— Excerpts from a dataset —
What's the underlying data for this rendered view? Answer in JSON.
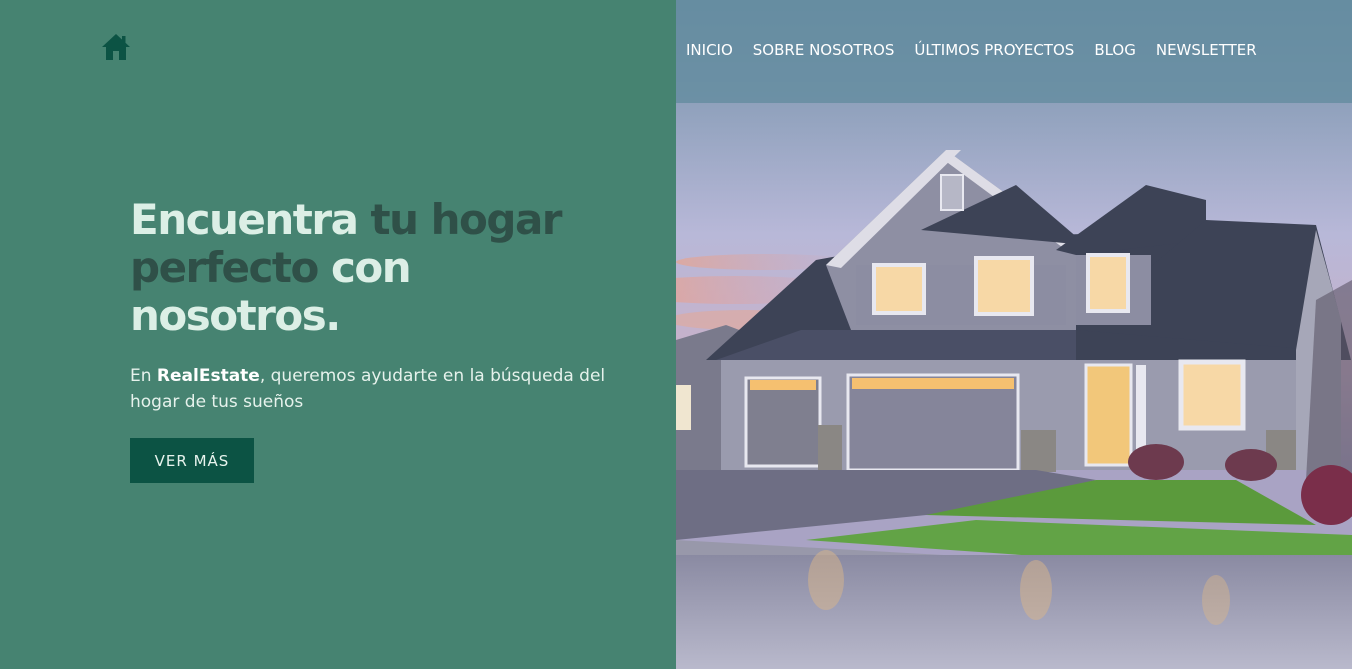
{
  "nav": {
    "items": [
      {
        "label": "INICIO"
      },
      {
        "label": "SOBRE NOSOTROS"
      },
      {
        "label": "ÚLTIMOS PROYECTOS"
      },
      {
        "label": "BLOG"
      },
      {
        "label": "NEWSLETTER"
      }
    ]
  },
  "hero": {
    "title_part1": "Encuentra ",
    "title_part2": "tu hogar perfecto ",
    "title_part3": "con nosotros.",
    "desc_prefix": "En ",
    "desc_brand": "RealEstate",
    "desc_suffix": ", queremos ayudarte en la búsqueda del hogar de tus sueños",
    "cta_label": "VER MÁS"
  },
  "colors": {
    "panel_green": "#468371",
    "button_green": "#0c5344",
    "title_light": "#dcefe6",
    "title_dark": "#2f5048",
    "logo_green": "#0c5344"
  },
  "icons": {
    "logo": "house-icon"
  }
}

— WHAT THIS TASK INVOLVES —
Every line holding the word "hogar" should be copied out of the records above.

— ANSWER TO THE PROBLEM —
    "title_part2": "tu hogar perfecto ",
    "desc_suffix": ", queremos ayudarte en la búsqueda del hogar de tus sueños",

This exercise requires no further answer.